As a result, something clicked for us. “What if we took everything we’ve known and used this time to create something we’ll love, no matter how long this pandemic lasts?”
The end result is the Let’s Talk About Mental Health Guide. This Guide celebrates our efforts to make the best out of the worst circumstances and provide a roadmap of tips and tactics to change lives for the better.
Why do I need The Guide?
Almost half (46.4%) of American adults experience a mental health condition in their lifetime, and over 75% mental health conditions begin to present themselves by the age of 24. If you live in the United States, odds are that either you or someone in your life has had or will experience a mental health condition now or in the future.
The fact that mental health conditions are common isn’t alarming, but something else is: around 2 in 5 people who experience a mental health condition don’t seek help for it.
In a world when more and more people will experience mental health conditions but fewer seek help, the best people to provide support and reduce the risk of untreated mental health conditions are those of us who see symptoms in our friends and family.
This Guide is packed with evidence-based methods for speaking with someone who is experiencing a mental health condition or has considered suicide.
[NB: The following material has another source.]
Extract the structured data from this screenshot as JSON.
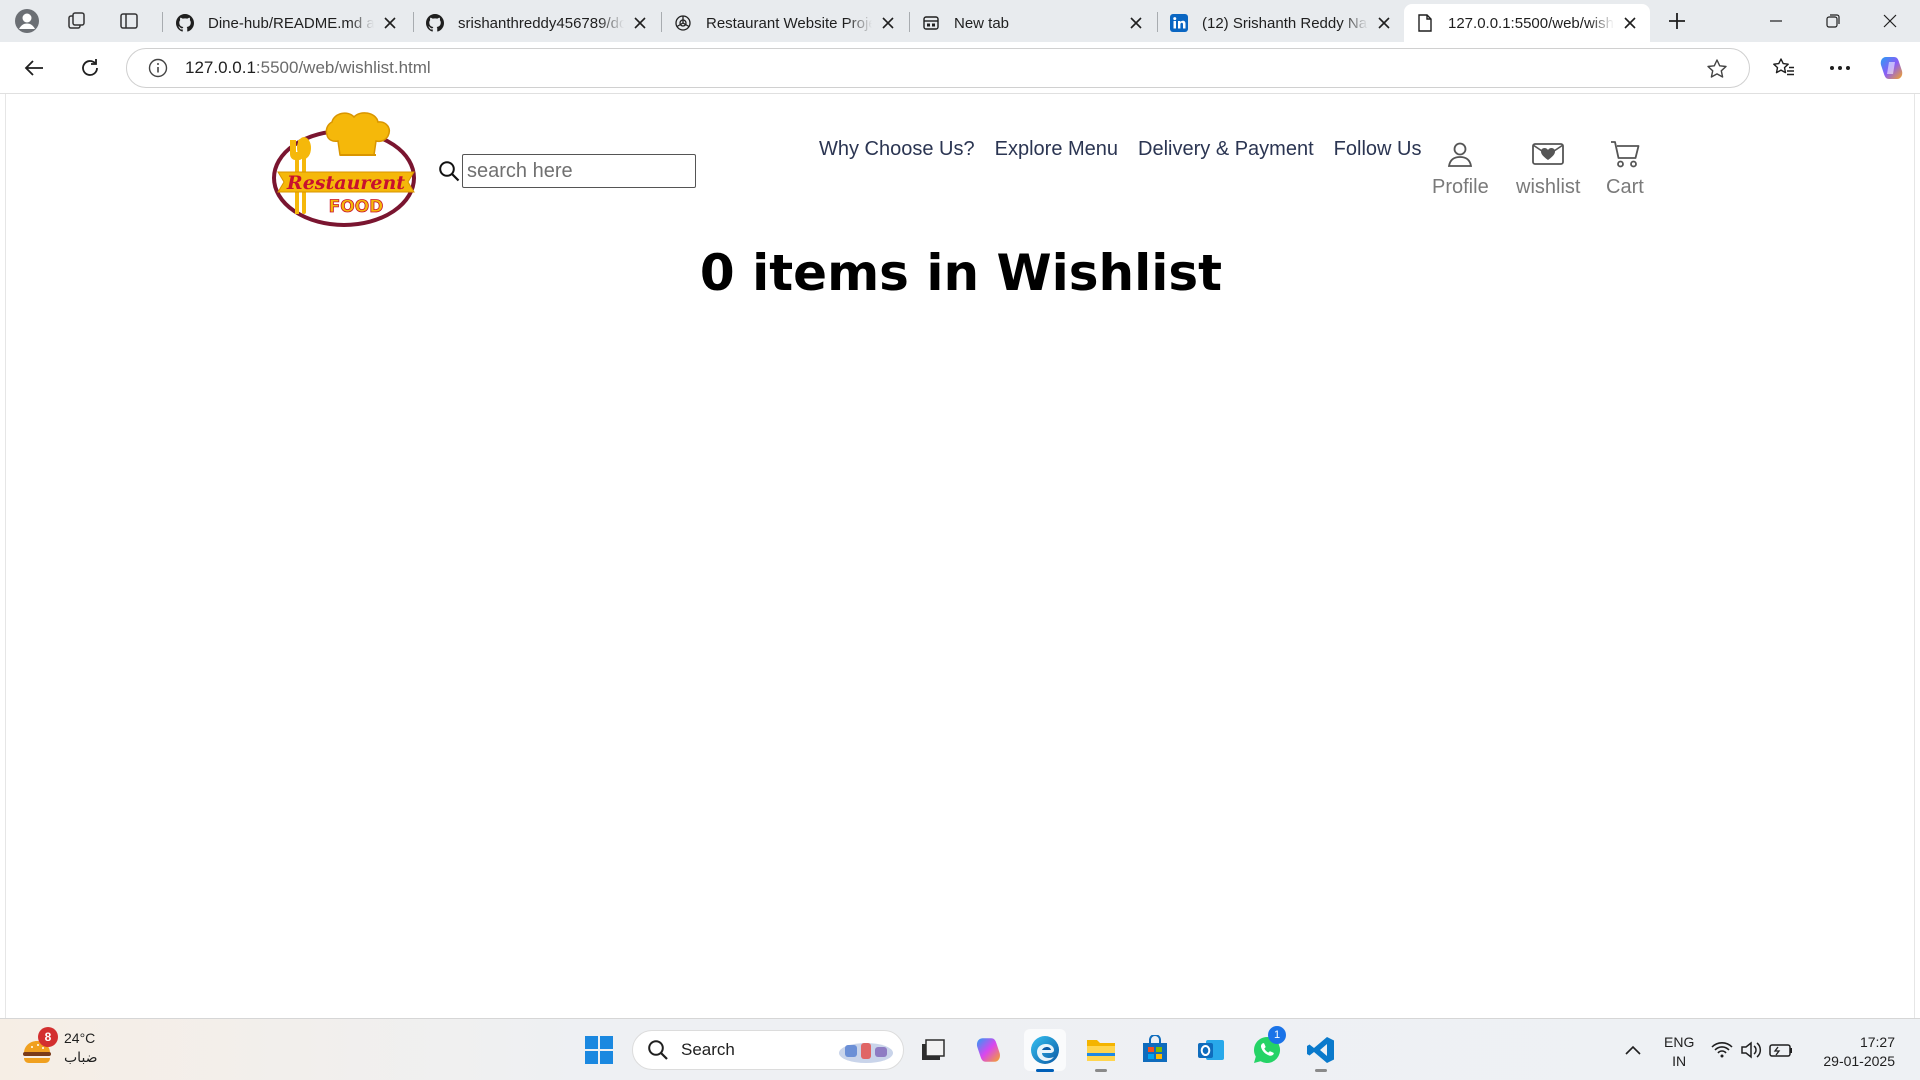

Whether you’re a beginner or a pro, this Guide will help you have a conversation when it’s needed most.
*NOTE: This Guide is not meant to be a tool for addressing a crisis situation. If you or someone you know are experiencing crisis, please call 2-1-1 in South Dakota or 1-800-273-8255. If you are experiencing an emergency, please call 9-1-1 immediately.
How do I access The Guide?
To access the Guide, complete the web form at the bottom of this page, completing all required fields, and click “Submit.” Then, you’ll be transferred to a new page with a link to download Let’s Talk About Mental Health for your use, along with handy video guides.
Once you’ve downloaded the Guide, it is yours to use! This Guide is meant to be used by the public; our team only asks that you share credit for the work we’ve created and for the work shared by those cited within the Guide.
If you do not see the Guide after completing the form below, check your spam or junk email folders. For any additional support, please reach out to Lost&Found staff via email (firstname.lastname@example.org).
The Let’s Talk About Mental Health Guide is for you. Use it well! In the meantime, check out the sample content below.
SAMPLE CONTENT: THE LOST&FOUND “EARS” FRAMEWORK
In our day-to-day interactions, we are likely to interact with a friend, family member, or acquaintance who may be struggling. Often, we don’t know how to help.
To help, start with the “EARS” Method! It provides a framework for meaningful interactions with those around us, no matter what level of crisis is experienced.
When in doubt, use your EARS and be present:
✓ Engage: Start the conversation and begin the cycle of care.
✓ Attend: Focus your communication on the individual and their experience.
✓ Reinforce: Build upon the strengths of the person and situation to reinforce hope.
✓ Seek: Join them on the journey to seek help and continue to follow-up.
Want to learn more and practice for yourself? Get the Guide!
As a college counselor, I have been able to help both students and staff normalize how to talk about mental health. The EARS Framework and Let’s Talk About Mental Health Guide provide a comprehensive and effortless way to have the conversation about how to help yourself and others!